Activity — In the entries below, count every line with the string "from". State the count and nothing else.

+ + +

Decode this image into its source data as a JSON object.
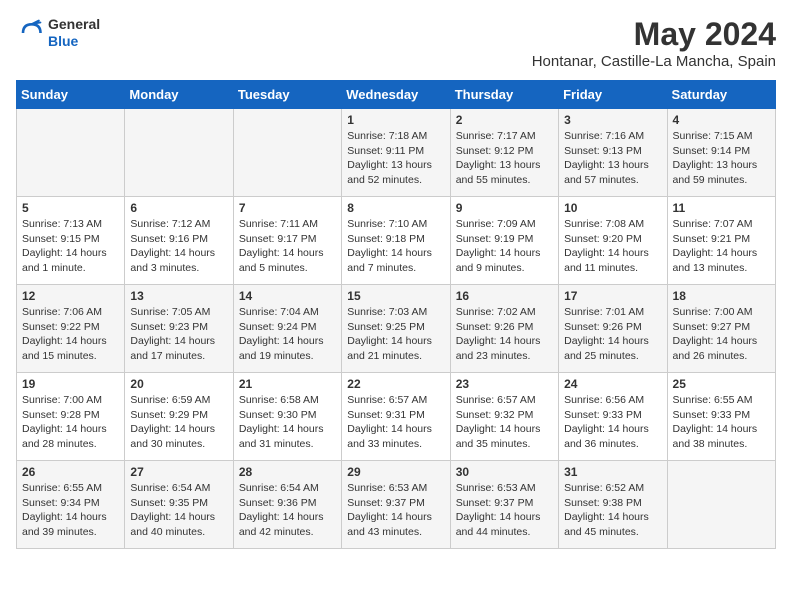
{
  "logo": {
    "general": "General",
    "blue": "Blue"
  },
  "title": "May 2024",
  "location": "Hontanar, Castille-La Mancha, Spain",
  "days_of_week": [
    "Sunday",
    "Monday",
    "Tuesday",
    "Wednesday",
    "Thursday",
    "Friday",
    "Saturday"
  ],
  "weeks": [
    [
      {
        "day": "",
        "info": ""
      },
      {
        "day": "",
        "info": ""
      },
      {
        "day": "",
        "info": ""
      },
      {
        "day": "1",
        "info": "Sunrise: 7:18 AM\nSunset: 9:11 PM\nDaylight: 13 hours and 52 minutes."
      },
      {
        "day": "2",
        "info": "Sunrise: 7:17 AM\nSunset: 9:12 PM\nDaylight: 13 hours and 55 minutes."
      },
      {
        "day": "3",
        "info": "Sunrise: 7:16 AM\nSunset: 9:13 PM\nDaylight: 13 hours and 57 minutes."
      },
      {
        "day": "4",
        "info": "Sunrise: 7:15 AM\nSunset: 9:14 PM\nDaylight: 13 hours and 59 minutes."
      }
    ],
    [
      {
        "day": "5",
        "info": "Sunrise: 7:13 AM\nSunset: 9:15 PM\nDaylight: 14 hours and 1 minute."
      },
      {
        "day": "6",
        "info": "Sunrise: 7:12 AM\nSunset: 9:16 PM\nDaylight: 14 hours and 3 minutes."
      },
      {
        "day": "7",
        "info": "Sunrise: 7:11 AM\nSunset: 9:17 PM\nDaylight: 14 hours and 5 minutes."
      },
      {
        "day": "8",
        "info": "Sunrise: 7:10 AM\nSunset: 9:18 PM\nDaylight: 14 hours and 7 minutes."
      },
      {
        "day": "9",
        "info": "Sunrise: 7:09 AM\nSunset: 9:19 PM\nDaylight: 14 hours and 9 minutes."
      },
      {
        "day": "10",
        "info": "Sunrise: 7:08 AM\nSunset: 9:20 PM\nDaylight: 14 hours and 11 minutes."
      },
      {
        "day": "11",
        "info": "Sunrise: 7:07 AM\nSunset: 9:21 PM\nDaylight: 14 hours and 13 minutes."
      }
    ],
    [
      {
        "day": "12",
        "info": "Sunrise: 7:06 AM\nSunset: 9:22 PM\nDaylight: 14 hours and 15 minutes."
      },
      {
        "day": "13",
        "info": "Sunrise: 7:05 AM\nSunset: 9:23 PM\nDaylight: 14 hours and 17 minutes."
      },
      {
        "day": "14",
        "info": "Sunrise: 7:04 AM\nSunset: 9:24 PM\nDaylight: 14 hours and 19 minutes."
      },
      {
        "day": "15",
        "info": "Sunrise: 7:03 AM\nSunset: 9:25 PM\nDaylight: 14 hours and 21 minutes."
      },
      {
        "day": "16",
        "info": "Sunrise: 7:02 AM\nSunset: 9:26 PM\nDaylight: 14 hours and 23 minutes."
      },
      {
        "day": "17",
        "info": "Sunrise: 7:01 AM\nSunset: 9:26 PM\nDaylight: 14 hours and 25 minutes."
      },
      {
        "day": "18",
        "info": "Sunrise: 7:00 AM\nSunset: 9:27 PM\nDaylight: 14 hours and 26 minutes."
      }
    ],
    [
      {
        "day": "19",
        "info": "Sunrise: 7:00 AM\nSunset: 9:28 PM\nDaylight: 14 hours and 28 minutes."
      },
      {
        "day": "20",
        "info": "Sunrise: 6:59 AM\nSunset: 9:29 PM\nDaylight: 14 hours and 30 minutes."
      },
      {
        "day": "21",
        "info": "Sunrise: 6:58 AM\nSunset: 9:30 PM\nDaylight: 14 hours and 31 minutes."
      },
      {
        "day": "22",
        "info": "Sunrise: 6:57 AM\nSunset: 9:31 PM\nDaylight: 14 hours and 33 minutes."
      },
      {
        "day": "23",
        "info": "Sunrise: 6:57 AM\nSunset: 9:32 PM\nDaylight: 14 hours and 35 minutes."
      },
      {
        "day": "24",
        "info": "Sunrise: 6:56 AM\nSunset: 9:33 PM\nDaylight: 14 hours and 36 minutes."
      },
      {
        "day": "25",
        "info": "Sunrise: 6:55 AM\nSunset: 9:33 PM\nDaylight: 14 hours and 38 minutes."
      }
    ],
    [
      {
        "day": "26",
        "info": "Sunrise: 6:55 AM\nSunset: 9:34 PM\nDaylight: 14 hours and 39 minutes."
      },
      {
        "day": "27",
        "info": "Sunrise: 6:54 AM\nSunset: 9:35 PM\nDaylight: 14 hours and 40 minutes."
      },
      {
        "day": "28",
        "info": "Sunrise: 6:54 AM\nSunset: 9:36 PM\nDaylight: 14 hours and 42 minutes."
      },
      {
        "day": "29",
        "info": "Sunrise: 6:53 AM\nSunset: 9:37 PM\nDaylight: 14 hours and 43 minutes."
      },
      {
        "day": "30",
        "info": "Sunrise: 6:53 AM\nSunset: 9:37 PM\nDaylight: 14 hours and 44 minutes."
      },
      {
        "day": "31",
        "info": "Sunrise: 6:52 AM\nSunset: 9:38 PM\nDaylight: 14 hours and 45 minutes."
      },
      {
        "day": "",
        "info": ""
      }
    ]
  ]
}
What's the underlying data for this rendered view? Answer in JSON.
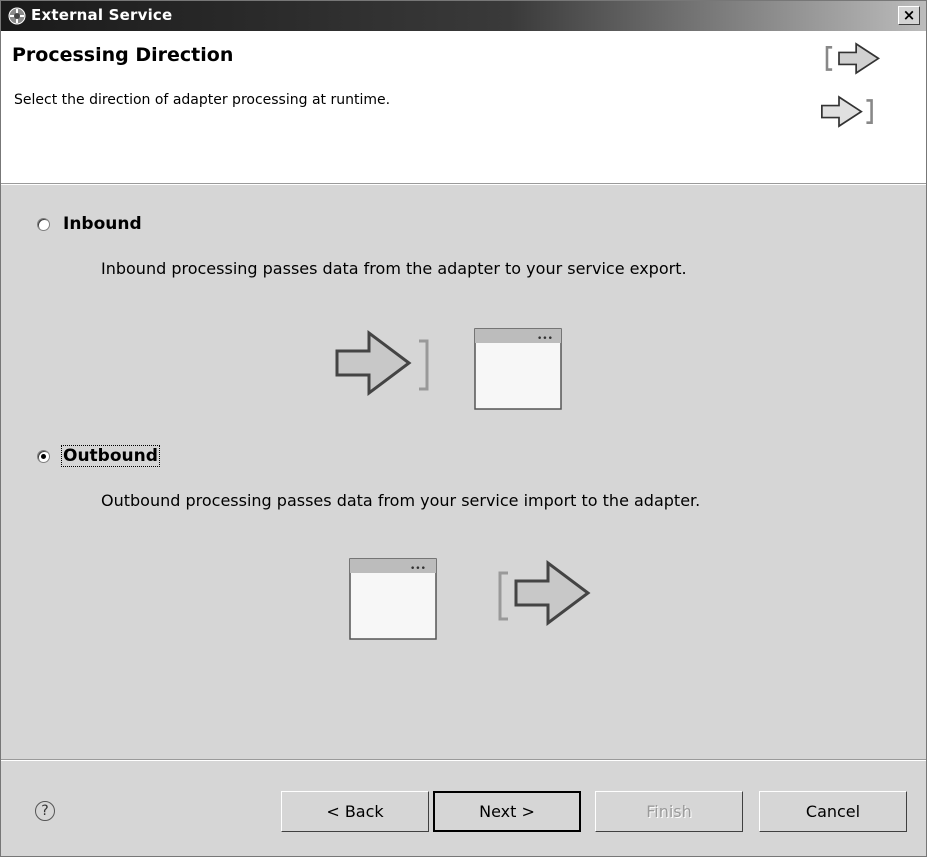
{
  "window": {
    "title": "External Service",
    "close_label": "×"
  },
  "header": {
    "title": "Processing Direction",
    "description": "Select the direction of adapter processing at runtime."
  },
  "options": [
    {
      "label": "Inbound",
      "description": "Inbound processing passes data from the adapter to your service export.",
      "selected": false
    },
    {
      "label": "Outbound",
      "description": "Outbound processing passes data from your service import to the adapter.",
      "selected": true
    }
  ],
  "footer": {
    "help_label": "?",
    "back_label": "< Back",
    "next_label": "Next >",
    "finish_label": "Finish",
    "cancel_label": "Cancel"
  }
}
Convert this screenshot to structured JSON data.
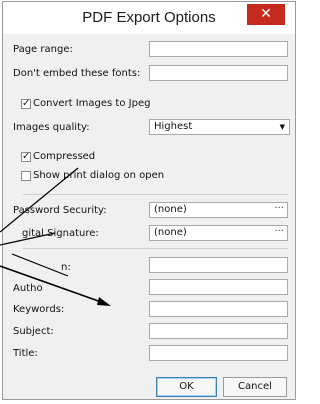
{
  "dialog": {
    "title": "PDF Export Options",
    "close_glyph": "✕"
  },
  "fields": {
    "page_range": {
      "label": "Page range:",
      "value": ""
    },
    "dont_embed_fonts": {
      "label": "Don't embed these fonts:",
      "value": ""
    },
    "convert_images": {
      "label": "Convert Images to Jpeg",
      "checked": true
    },
    "images_quality": {
      "label": "Images quality:",
      "value": "Highest"
    },
    "compressed": {
      "label": "Compressed",
      "checked": true
    },
    "show_print_dialog": {
      "label": "Show print dialog on open",
      "checked": false
    },
    "password_security": {
      "label": "Password Security:",
      "value": "(none)"
    },
    "digital_signature": {
      "label": "gital Signature:",
      "value": "(none)"
    },
    "application": {
      "label": "n:",
      "value": ""
    },
    "author": {
      "label": "Autho",
      "value": ""
    },
    "keywords": {
      "label": "Keywords:",
      "value": ""
    },
    "subject": {
      "label": "Subject:",
      "value": ""
    },
    "title": {
      "label": "Title:",
      "value": ""
    }
  },
  "ellipsis": "···",
  "check_glyph": "✓",
  "dropdown_glyph": "▼",
  "buttons": {
    "ok": "OK",
    "cancel": "Cancel"
  },
  "colors": {
    "close_button": "#c42b1c",
    "ok_border": "#3c7fb1"
  }
}
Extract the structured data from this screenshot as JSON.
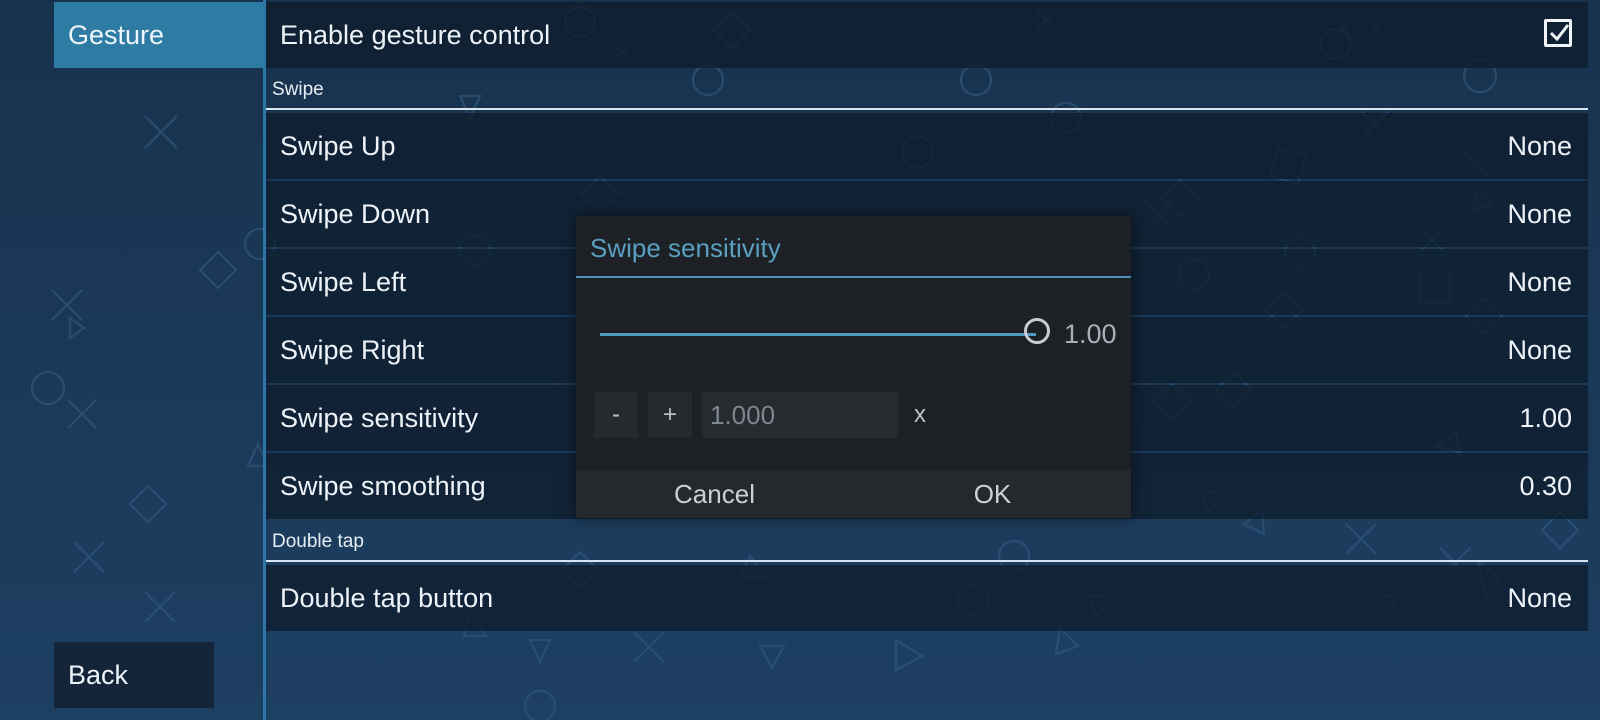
{
  "sidebar": {
    "active_tab": "Gesture",
    "back_label": "Back"
  },
  "settings": {
    "enable": {
      "label": "Enable gesture control",
      "checked": true
    },
    "swipe_header": "Swipe",
    "swipe_rows": [
      {
        "label": "Swipe Up",
        "value": "None"
      },
      {
        "label": "Swipe Down",
        "value": "None"
      },
      {
        "label": "Swipe Left",
        "value": "None"
      },
      {
        "label": "Swipe Right",
        "value": "None"
      },
      {
        "label": "Swipe sensitivity",
        "value": "1.00"
      },
      {
        "label": "Swipe smoothing",
        "value": "0.30"
      }
    ],
    "double_tap_header": "Double tap",
    "double_tap_row": {
      "label": "Double tap button",
      "value": "None"
    }
  },
  "dialog": {
    "title": "Swipe sensitivity",
    "slider_value": "1.00",
    "minus_label": "-",
    "plus_label": "+",
    "input_value": "1.000",
    "unit": "x",
    "cancel_label": "Cancel",
    "ok_label": "OK"
  },
  "colors": {
    "accent": "#2e7ba3",
    "dialog_title": "#5a9ec0",
    "background": "#1b3a5a"
  }
}
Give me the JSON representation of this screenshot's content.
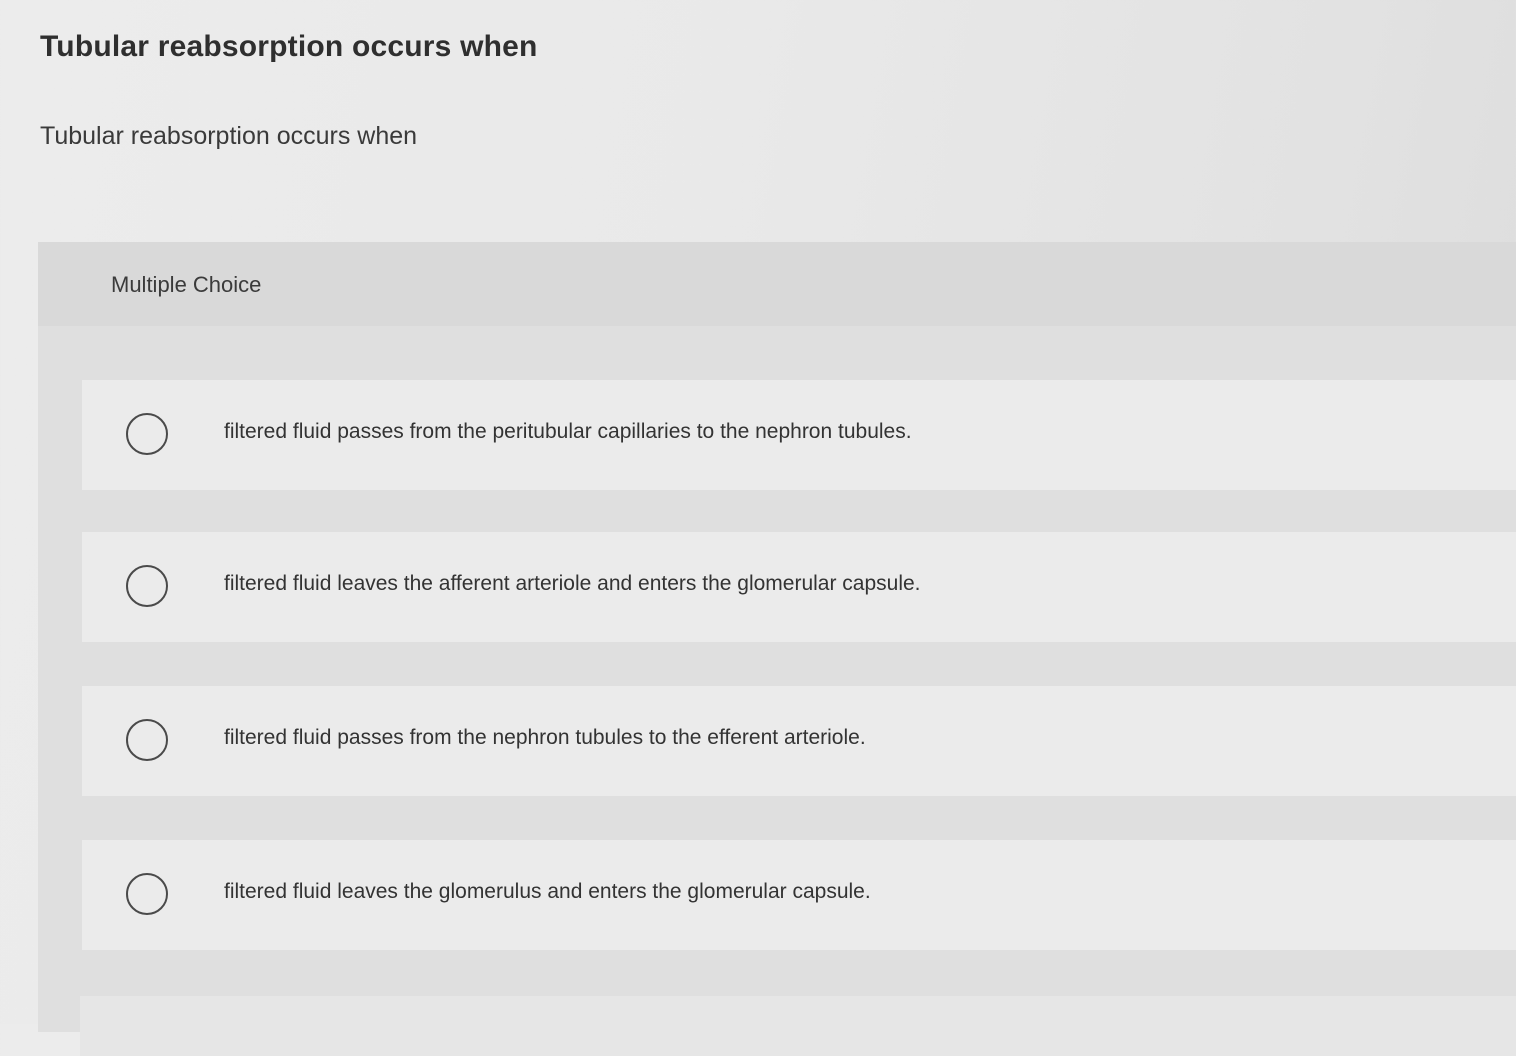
{
  "question": {
    "title": "Tubular reabsorption occurs when",
    "prompt": "Tubular reabsorption occurs when"
  },
  "multiple_choice": {
    "label": "Multiple Choice",
    "options": [
      {
        "text": "filtered fluid passes from the peritubular capillaries to the nephron tubules.",
        "selected": false
      },
      {
        "text": "filtered fluid leaves the afferent arteriole and enters the glomerular capsule.",
        "selected": false
      },
      {
        "text": "filtered fluid passes from the nephron tubules to the efferent arteriole.",
        "selected": false
      },
      {
        "text": "filtered fluid leaves the glomerulus and enters the glomerular capsule.",
        "selected": false
      }
    ]
  }
}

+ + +

Solution — 5